That forest we first perceived as “wilderness” may be owned by a lumber company and may have been logged three times. It may have had roads and railroads crisscrossing it; it may have been homesteaded, even have been a small community. Our glance revealed an untouched place, but history tells a deeper story. With that added knowledge and experience our “sense of place” changes, it evolves as we gain an understanding of the story of the land.
The Back-to-the-Topic Section:
But what about this word, wilderness? Environmental activist and writer, Edward Abbey wrote:
“Wilderness is not a luxury, but a necessity of the human spirit.”
Is that just the countryside? Is it backcountry? Is it parkland? Of course the answer is a resounding: YES! … but, not entirely.
In September of 1964 something extraordinary happened. After after over sixty drafts and eight years of work Congress passed, and President Lyndon Johnson signed, the Wilderness Act. It created the legal definition of Wilderness in the United States, protected 9.1 million acres of federal land, and created a mechanism for designating Wilderness Areas to the National Wilderness Preservation System.
The Wilderness Act is well known for its succinct and poetic definition of Wilderness:
“A Wilderness, in contrast with those areas where man and his own works dominate the landscape, is hereby recognized as an area where the earth and community of life are untrammeled by man, where man himself is a visitor who does not remain.”

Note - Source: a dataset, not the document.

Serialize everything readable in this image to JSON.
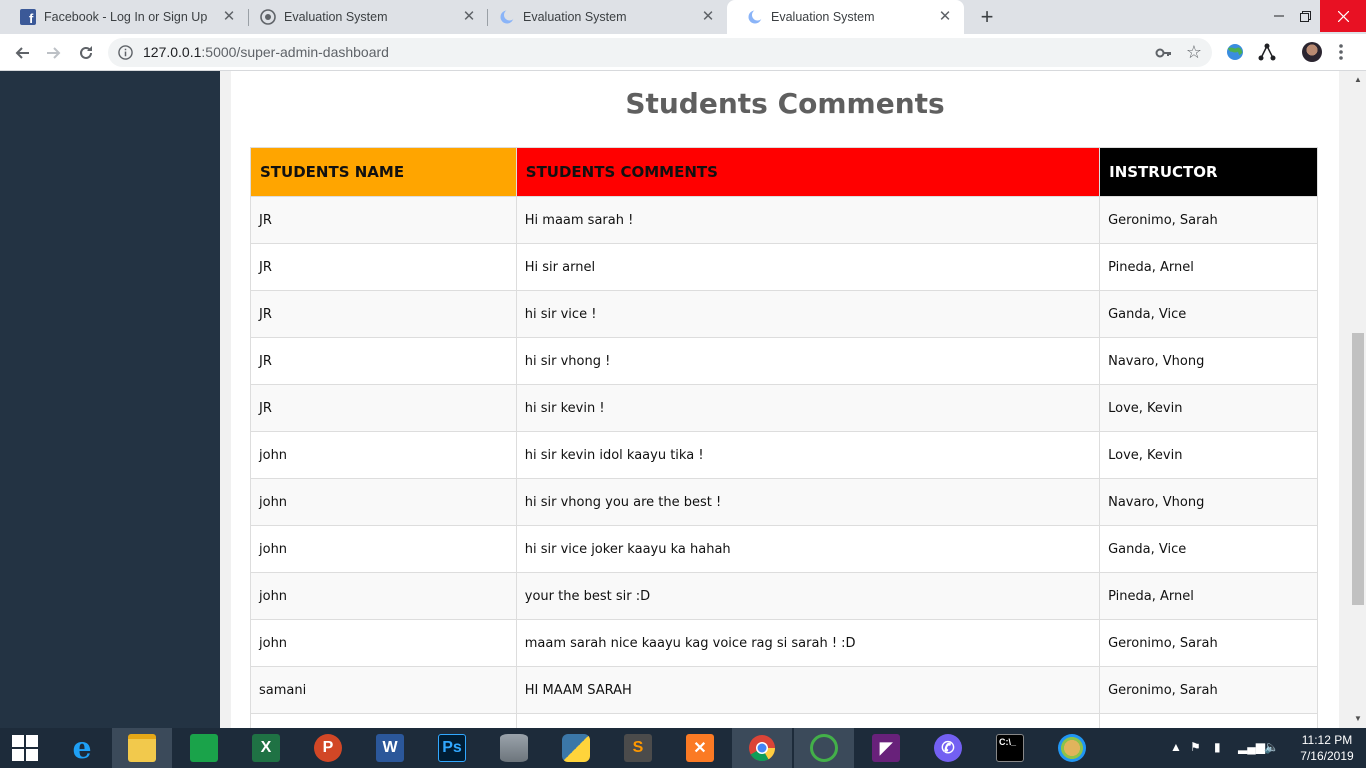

Oh, and one more thing: that little ‘w’ in wilderness changed forever. A capital ‘W’ denotes lands in the National Wilderness Preservation System – rugged, remote, WILDERNESS! This very special status of protection tells you these lands are among the wildest and most remote in the nation. They are even dangerous. You are own your own out there. It’s you and nature, and the challenges can be many. Want nice roads, developed trails, easy rescue, and a soft bed? – There are plenty of places to go for those things, but Wilderness with a capital “W” is not one of them. In Wilderness, man, and signs of man, are short-time visitors who do not remain. In Wilderness the land itself is supreme.
Passage of the Wilderness Act of 1964 was not easy, but it was remarkable. The Wilderness Act is one example of the success of tireless efforts of conservationists and elected officials who worked together for a greater nation, and during that era passed to our generation the gifts of protected places, clean air, clean water, wildlife habitat, places for outdoor recreation, wild rivers, and more. Today, we largely take these laws for granted. I encourage you to celebrate the people and legislation that has created America’s great environmental legacy, and work to keep the legacy alive.
Interpreters, include these great environmental laws in your programs, including why and how your own site was selected and preserved. Our audience is two or three or four generations away from these events and have little emotional or physical contact with the places and seldom realize benefits we reap from these laws (like breathing clean air and drinking clean water!).
When people leave your site, they should appreciate the work of those who brought your site into existence. We are good at walking through the forest, patting the bunny, touching the snake, and watching the hawk soar, but in the end, you audience needs to understand that they can enjoy those things only because someone fought to save a special place: your place, they place where they are standing.